  • Reduces pain sensitivity (a very common symptom of lupus and a side effect of some of its treatments -LFA, 1995) through the effects of buoyancy, the reduction of the compression force on joints, and the disruption of the pain cycle because pain perception is gated. 90% of the people with lupus experience muscle and/or joint pain at some point during their illness (LFA, 1995).
  • Increases muscular strength and endurance. Muscle weakness and fatigue are common symptoms of SLE and treatment with corticosteroids.
  • Increases cardio-respiratory fitness in a carefully designed program. This is important to prevent unwanted effects of SLE and its treatments, such as obesity, muscle weakness, low energy or fatigue and to improve desirable effects such as stamina, stress management and ideal body composition.
  • Increases peripheral circulation that promotes skin healing. Non-contagious sores on the skin are the second most common characteristic of SLE and the only symptom of discoid lupus (LFA, 1995).

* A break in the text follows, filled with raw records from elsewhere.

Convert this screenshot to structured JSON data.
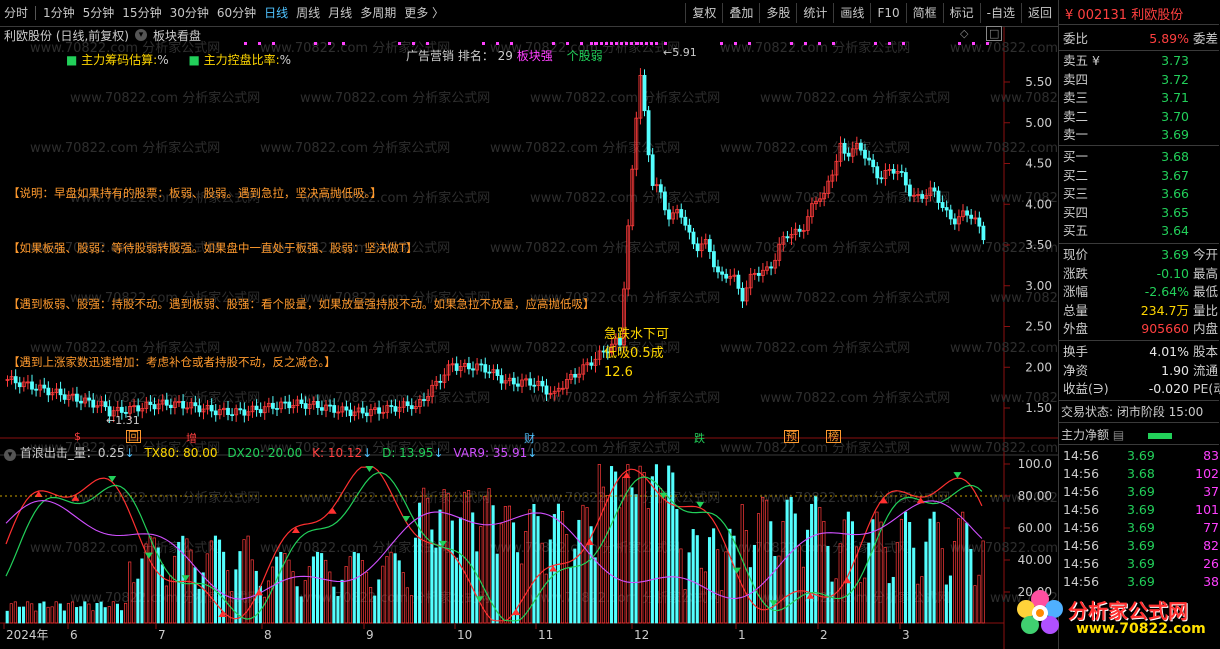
{
  "topbar": {
    "periods": [
      "分时",
      "1分钟",
      "5分钟",
      "15分钟",
      "30分钟",
      "60分钟",
      "日线",
      "周线",
      "月线",
      "多周期",
      "更多 〉"
    ],
    "active_period": "日线",
    "tools": [
      "复权",
      "叠加",
      "多股",
      "统计",
      "画线",
      "F10",
      "简框",
      "标记",
      "-自选",
      "返回"
    ]
  },
  "chart_title": {
    "stock": "利欧股份 (日线,前复权)",
    "selector": "板块看盘"
  },
  "indicators_top": {
    "item1": "主力筹码估算:",
    "item1_val": "%",
    "item2": "主力控盘比率:",
    "item2_val": "%",
    "rank": "广告营销 排名： 29",
    "sector_strong": "板块强",
    "stock_weak": "个股弱"
  },
  "notes": [
    "【说明：早盘如果持有的股票：板弱、股弱。遇到急拉，坚决高抛低吸。】",
    "【如果板强、股弱：等待股弱转股强。如果盘中一直处于板强、股弱：坚决做T】",
    "【遇到板弱、股强：持股不动。遇到板弱、股强：看个股量，如果放量强持股不动。如果急拉不放量，应高抛低吸】",
    "【遇到上涨家数迅速增加：考虑补仓或者持股不动，反之减仓。】"
  ],
  "annotations": {
    "high_label": "5.91",
    "low_label": "1.31",
    "callout_line1": "急跌水下可",
    "callout_line2": "低吸0.5成",
    "callout_line3": "12.6"
  },
  "event_markers": [
    "$",
    "回",
    "增",
    "财",
    "跌",
    "预",
    "榜"
  ],
  "price_axis": [
    "5.50",
    "5.00",
    "4.50",
    "4.00",
    "3.50",
    "3.00",
    "2.50",
    "2.00",
    "1.50"
  ],
  "sub_indicator": {
    "name": "首浪出击_量：0.25",
    "tx80": "TX80: 80.00",
    "dx20": "DX20: 20.00",
    "k": "K: 10.12",
    "d": "D: 13.95",
    "var9": "VAR9: 35.91"
  },
  "sub_axis": [
    "100.0",
    "80.00",
    "60.00",
    "40.00",
    "20.00"
  ],
  "date_axis": [
    "2024年",
    "6",
    "7",
    "8",
    "9",
    "10",
    "11",
    "12",
    "1",
    "2",
    "3"
  ],
  "watermark": "www.70822.com 分析家公式网",
  "right_panel": {
    "code": "002131",
    "name": "利欧股份",
    "weibi_label": "委比",
    "weibi": "5.89%",
    "weicha_label": "委差",
    "asks": [
      {
        "label": "卖五 ¥",
        "price": "3.73"
      },
      {
        "label": "卖四",
        "price": "3.72"
      },
      {
        "label": "卖三",
        "price": "3.71"
      },
      {
        "label": "卖二",
        "price": "3.70"
      },
      {
        "label": "卖一",
        "price": "3.69"
      }
    ],
    "bids": [
      {
        "label": "买一",
        "price": "3.68"
      },
      {
        "label": "买二",
        "price": "3.67"
      },
      {
        "label": "买三",
        "price": "3.66"
      },
      {
        "label": "买四",
        "price": "3.65"
      },
      {
        "label": "买五",
        "price": "3.64"
      }
    ],
    "stats": [
      {
        "l": "现价",
        "v": "3.69",
        "r": "今开",
        "c": "green"
      },
      {
        "l": "涨跌",
        "v": "-0.10",
        "r": "最高",
        "c": "green"
      },
      {
        "l": "涨幅",
        "v": "-2.64%",
        "r": "最低",
        "c": "green"
      },
      {
        "l": "总量",
        "v": "234.7万",
        "r": "量比",
        "c": "yellow"
      },
      {
        "l": "外盘",
        "v": "905660",
        "r": "内盘",
        "c": "red"
      }
    ],
    "stats2": [
      {
        "l": "换手",
        "v": "4.01%",
        "r": "股本",
        "c": "white"
      },
      {
        "l": "净资",
        "v": "1.90",
        "r": "流通",
        "c": "white"
      },
      {
        "l": "收益(∋)",
        "v": "-0.020",
        "r": "PE(动",
        "c": "white"
      }
    ],
    "trade_status": "交易状态: 闭市阶段 15:00",
    "net_label": "主力净额",
    "ticks": [
      {
        "t": "14:56",
        "p": "3.69",
        "v": "83"
      },
      {
        "t": "14:56",
        "p": "3.68",
        "v": "102"
      },
      {
        "t": "14:56",
        "p": "3.69",
        "v": "37"
      },
      {
        "t": "14:56",
        "p": "3.69",
        "v": "101"
      },
      {
        "t": "14:56",
        "p": "3.69",
        "v": "77"
      },
      {
        "t": "14:56",
        "p": "3.69",
        "v": "82"
      },
      {
        "t": "14:56",
        "p": "3.69",
        "v": "26"
      },
      {
        "t": "14:56",
        "p": "3.69",
        "v": "38"
      }
    ]
  },
  "logo": {
    "title": "分析家公式网",
    "url": "www.70822.com"
  }
}
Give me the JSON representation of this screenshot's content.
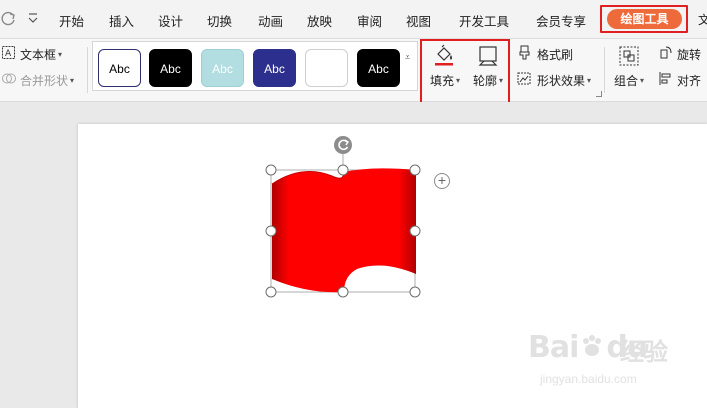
{
  "tabs": {
    "items": [
      {
        "id": "start",
        "label": "开始"
      },
      {
        "id": "insert",
        "label": "插入"
      },
      {
        "id": "design",
        "label": "设计"
      },
      {
        "id": "transition",
        "label": "切换"
      },
      {
        "id": "animation",
        "label": "动画"
      },
      {
        "id": "slideshow",
        "label": "放映"
      },
      {
        "id": "review",
        "label": "审阅"
      },
      {
        "id": "view",
        "label": "视图"
      },
      {
        "id": "developer",
        "label": "开发工具"
      },
      {
        "id": "member",
        "label": "会员专享"
      }
    ],
    "active": "绘图工具",
    "edge_char": "文"
  },
  "ribbon": {
    "textbox": "文本框",
    "merge_shapes": "合并形状",
    "style_swatch_label": "Abc",
    "style_swatches": [
      {
        "bg": "#ffffff",
        "fg": "#000000",
        "border": "#2f2f6f"
      },
      {
        "bg": "#000000",
        "fg": "#ffffff",
        "border": "#000000"
      },
      {
        "bg": "#b2dde1",
        "fg": "#ffffff",
        "border": "#9fcfd4"
      },
      {
        "bg": "#2d2f8f",
        "fg": "#ffffff",
        "border": "#2d2f8f"
      },
      {
        "bg": "#ffffff",
        "fg": "#ffffff",
        "border": "#cfcfcf"
      },
      {
        "bg": "#000000",
        "fg": "#ffffff",
        "border": "#000000"
      }
    ],
    "fill": "填充",
    "outline": "轮廓",
    "format_painter": "格式刷",
    "shape_effects": "形状效果",
    "group": "组合",
    "rotate": "旋转",
    "align": "对齐"
  },
  "colors": {
    "accent": "#ef6a3a",
    "highlight": "#e02020",
    "shape_fill": "#ff0000"
  },
  "watermark": {
    "brand": "Bai",
    "brand_tail": "du",
    "jingyan": "经验",
    "url": "jingyan.baidu.com"
  }
}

Recommended aquatic activities depend on the symptoms of the type of lupus and the side effects of its medications. They include:

  • Walking and running in the pool and lap swimming to increase cardiovascular respiratory endurance and to relieve stress.
  • Deep-water exercise using weights, weight belts, and floats to improve range of motion and muscular strength and endurance. Characteristically, the muscles of the trunk are affected by muscle weakness (LFA, 1995).
  • Swimming strokes in the supine position, such as the elementary backstroke, if muscle weakness makes it difficult for head alignment.

Special considerations for individuals with lupus include

  • Providing water tables, chairs, and pool wall benches for resting platforms, wide and gradually ascending stairs, lifts and handrails, and self-monitored rest periods as needed during activity.
  • Using equipment such as fins and hand paddles if there is upper body weakness.
  • Scheduling out-door aquatic activity before 10am and after 3pm to avoid sun exposure when it is at its brightest.
  • Recommending the use of sunscreen that has a sun block factor of at least 15 and contains titanium oxide to block ultraviolet light of long wavelengths (NIAMS, 1999). One third of individuals with lupus are photosensitive and 40-70% note that their systemic disease is aggravated by sun exposure (LFA, 1995).
  • Providing repetition and simple short instructions if the individual experiences cognitive dysfunction from CNS lupus and/or side effects from lupus medications (according to the LFA, 50% do).
  • Encouraging showers before and after swimming to decrease the chemical reactions of chlorine with their skin lesions and medications. Chlorine may cause a burning sensation when in contact with the skin lesions. Applying a petroleum jelly, such as Vaseline, to the lesion and covering with a waterproof bandage and/or plastic covering before swimming may help to reduce the burning and associated pain. However, aquatics may be contraindicated if the pain is too great to tolerate (LFA, 1999).
  • Avoiding activities that compress bones and joints, excessively flex the spine (i.e. jumping, diving), and prone strokes with face out of the water.

Caution should be taken to keep the individual with lupus from becoming over-fatigued. A balance between sufficient rest and excessive rest needs to be achieved. In addition, the patientís tolerance for physical activity and need to control what s/he can do should be respected. They should not be instructed to work through pain.

This content was created Cathy Simbeck,
Doctoral Student in Adapted Physical Education at Texas Woman's University
as part of requirements for
"Aquatics for Special Populations", Huettig, Summer, 1999

page last updated 1/3/2017 1:00 PM